BARRICADES across roads in Rwanda's government-held area can be death traps if you are not from the right ethnic or political group.
In a single day of traveling across this French-protected humanitarian zone in southwestern Rwanda, this reporter passed through nearly 40 barricades. Only one was manned by the French.
The rest were guarded by armed remnants of Rwanda's mostly Hutu Army or civilians armed with machetes. Often consisting of simply a pole across the road, barricades are nevertheless where many Rwandans have been slaughtered in the country's civil war.
Hutu militants gather around the barricades in this zone, waiting for anyone suspected of being Tutsi.
The Tutsis, Rwanda's main ethnic minority, are the backbone of the rebel Rwandan Patriotic Front. Hutus who are considered RPF sympathizers are also targets.
Close to one barricade, boys training with wooden guns jog behind an adult. After a lengthy discussion, the barricade swings open slowly for the UN officials, private relief workers, and journalists. Nearby, a congregation in a Pentacostal church sings hymns.
On a lonely stretch of highway between Gikongoro and Cyangugu - two towns with a small French military presence - a convoy of trucks and cars comes to a stop. The convoy is part of a massive exodus of civilians from Butare, a city the RPF seized on July 4 along with the nation's capital, Kigali.
The fleeing Rwandans appear afraid as they look toward the barricades ahead. Some in the convoy are Tutsis, others probably moderate Hutus.
A stench by the roadside turns out to be a decomposing body. In the forests, French troops and others have found hundreds of bodies of those trying to avoid the barricades.
One of the women in the fleeing convoy is nearly in hysterics. She cries and begs us to request that the French escort them to a French-protected camp for the displaced, where they seek safety.
A few miles down the road, a group of well-armed French soldiers guard a small road leading up from Burundi, the neighboring country to the south, to block RPF infiltration. One officer says the French contingent of about 2,500 troops assigned to Rwanda is not enough to provide escorts. (The French plan to withdraw 300 of their 2,500 peacekeeping troops before the end of July, to be replaced by African troops. Paris has stated it will pull out all remaining troops by the end of the month, but so far the United Nations is having trouble assembling troops to replace them.)
The officer's reply raises a question: Why, as part of France's supposedly nonpolitical intervention, can they block a suspected RPF infiltration route while declining to escort frightened people fleeing possible death at the barricades?
Another French officer says his troops have allowed most barricades to remain because manning them ``makes people feel more comfortable.'' Perhaps Hutu militants take such comfort, but certainly not Tutsis and Hutu moderates.
In Gikongoro, where several hundred thousand Hutus have fled from nearby Butare, people walk idly around town.

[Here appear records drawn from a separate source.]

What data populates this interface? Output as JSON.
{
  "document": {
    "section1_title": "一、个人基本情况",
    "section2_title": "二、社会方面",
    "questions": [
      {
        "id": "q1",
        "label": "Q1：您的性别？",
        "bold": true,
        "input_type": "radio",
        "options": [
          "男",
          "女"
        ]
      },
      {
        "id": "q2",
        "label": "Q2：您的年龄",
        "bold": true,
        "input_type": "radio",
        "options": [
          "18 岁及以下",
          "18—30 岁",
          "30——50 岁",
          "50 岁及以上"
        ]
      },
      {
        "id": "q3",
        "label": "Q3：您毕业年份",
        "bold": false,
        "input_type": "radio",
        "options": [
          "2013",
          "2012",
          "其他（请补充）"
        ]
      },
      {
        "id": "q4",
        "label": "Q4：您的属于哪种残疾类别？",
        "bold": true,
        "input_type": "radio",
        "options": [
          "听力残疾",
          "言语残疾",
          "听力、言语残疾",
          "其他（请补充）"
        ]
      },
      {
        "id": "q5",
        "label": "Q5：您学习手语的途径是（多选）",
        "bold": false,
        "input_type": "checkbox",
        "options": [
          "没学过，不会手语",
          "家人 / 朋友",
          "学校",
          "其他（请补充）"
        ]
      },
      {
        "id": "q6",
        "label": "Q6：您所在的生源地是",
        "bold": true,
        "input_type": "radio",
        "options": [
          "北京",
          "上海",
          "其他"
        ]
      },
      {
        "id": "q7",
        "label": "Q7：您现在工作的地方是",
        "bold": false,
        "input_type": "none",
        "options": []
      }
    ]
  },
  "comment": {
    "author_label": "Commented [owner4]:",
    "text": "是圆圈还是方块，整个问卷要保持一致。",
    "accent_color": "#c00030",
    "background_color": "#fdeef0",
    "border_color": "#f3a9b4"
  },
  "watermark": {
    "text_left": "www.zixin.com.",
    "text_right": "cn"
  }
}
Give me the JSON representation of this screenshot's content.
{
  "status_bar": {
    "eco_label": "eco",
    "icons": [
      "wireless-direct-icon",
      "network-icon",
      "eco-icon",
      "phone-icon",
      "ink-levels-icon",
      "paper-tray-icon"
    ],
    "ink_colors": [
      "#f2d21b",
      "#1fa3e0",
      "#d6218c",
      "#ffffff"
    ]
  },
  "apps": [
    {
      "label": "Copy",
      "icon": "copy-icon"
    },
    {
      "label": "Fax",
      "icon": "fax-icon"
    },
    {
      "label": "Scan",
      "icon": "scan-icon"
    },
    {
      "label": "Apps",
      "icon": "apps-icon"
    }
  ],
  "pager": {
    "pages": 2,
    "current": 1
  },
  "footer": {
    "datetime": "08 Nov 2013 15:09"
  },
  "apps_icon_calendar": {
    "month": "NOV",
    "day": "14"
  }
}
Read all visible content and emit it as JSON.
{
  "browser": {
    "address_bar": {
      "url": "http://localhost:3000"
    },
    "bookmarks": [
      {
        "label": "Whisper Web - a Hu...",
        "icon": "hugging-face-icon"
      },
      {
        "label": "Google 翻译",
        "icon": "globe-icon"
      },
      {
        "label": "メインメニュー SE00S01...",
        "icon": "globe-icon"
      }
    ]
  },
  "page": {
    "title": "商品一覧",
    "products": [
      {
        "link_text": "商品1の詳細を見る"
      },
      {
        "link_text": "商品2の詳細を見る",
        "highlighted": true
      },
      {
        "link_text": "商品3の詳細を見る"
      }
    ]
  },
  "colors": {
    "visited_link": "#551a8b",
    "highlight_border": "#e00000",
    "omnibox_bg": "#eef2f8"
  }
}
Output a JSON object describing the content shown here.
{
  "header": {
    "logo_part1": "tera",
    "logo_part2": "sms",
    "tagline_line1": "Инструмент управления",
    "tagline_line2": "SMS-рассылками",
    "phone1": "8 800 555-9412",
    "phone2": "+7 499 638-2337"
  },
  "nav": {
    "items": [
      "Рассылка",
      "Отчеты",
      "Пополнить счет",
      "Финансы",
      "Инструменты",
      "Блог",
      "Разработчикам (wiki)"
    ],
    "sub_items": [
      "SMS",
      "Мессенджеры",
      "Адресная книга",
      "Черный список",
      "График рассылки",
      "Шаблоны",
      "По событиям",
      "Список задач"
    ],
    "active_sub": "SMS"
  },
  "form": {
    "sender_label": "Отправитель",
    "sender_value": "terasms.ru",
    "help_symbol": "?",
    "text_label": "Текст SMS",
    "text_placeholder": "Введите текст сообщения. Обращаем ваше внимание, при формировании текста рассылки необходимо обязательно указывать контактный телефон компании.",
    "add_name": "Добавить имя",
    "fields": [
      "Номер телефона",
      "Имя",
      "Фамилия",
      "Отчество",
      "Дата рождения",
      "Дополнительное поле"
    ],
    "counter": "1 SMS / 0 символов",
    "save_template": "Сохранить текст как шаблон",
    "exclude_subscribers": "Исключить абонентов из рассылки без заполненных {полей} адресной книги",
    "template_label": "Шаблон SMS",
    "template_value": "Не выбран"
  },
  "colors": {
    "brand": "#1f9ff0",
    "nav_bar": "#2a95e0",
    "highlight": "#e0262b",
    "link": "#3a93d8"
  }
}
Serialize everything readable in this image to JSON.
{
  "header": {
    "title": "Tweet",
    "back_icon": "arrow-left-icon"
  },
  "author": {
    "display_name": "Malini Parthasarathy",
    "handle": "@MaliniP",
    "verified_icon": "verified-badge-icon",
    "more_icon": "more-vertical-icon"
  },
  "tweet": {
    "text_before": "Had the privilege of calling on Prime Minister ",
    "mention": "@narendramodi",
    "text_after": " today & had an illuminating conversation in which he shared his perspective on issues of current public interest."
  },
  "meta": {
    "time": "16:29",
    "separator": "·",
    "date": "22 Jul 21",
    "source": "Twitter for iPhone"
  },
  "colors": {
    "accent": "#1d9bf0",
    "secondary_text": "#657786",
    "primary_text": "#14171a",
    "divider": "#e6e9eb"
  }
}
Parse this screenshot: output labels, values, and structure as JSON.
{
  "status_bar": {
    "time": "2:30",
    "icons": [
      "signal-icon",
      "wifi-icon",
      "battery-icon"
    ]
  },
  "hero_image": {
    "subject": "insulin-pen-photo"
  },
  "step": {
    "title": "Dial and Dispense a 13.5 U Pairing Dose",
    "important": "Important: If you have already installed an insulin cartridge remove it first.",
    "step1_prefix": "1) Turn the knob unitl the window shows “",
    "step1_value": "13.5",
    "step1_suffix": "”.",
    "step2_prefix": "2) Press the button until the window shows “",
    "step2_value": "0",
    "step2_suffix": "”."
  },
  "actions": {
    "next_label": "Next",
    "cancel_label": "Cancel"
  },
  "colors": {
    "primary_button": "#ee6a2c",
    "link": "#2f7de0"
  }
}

``See that group?'' a young man says while pointing to a cluster of Hutu men on the roadside. ``They're checking IDs.'' Those with Tutsi identification, and those with no papers, might be killed, he explains.
Another young man, a Tutsi with fear in his eyes, says he hopes the French will evacuate him to a safer area.
For the moment, he remains undetected.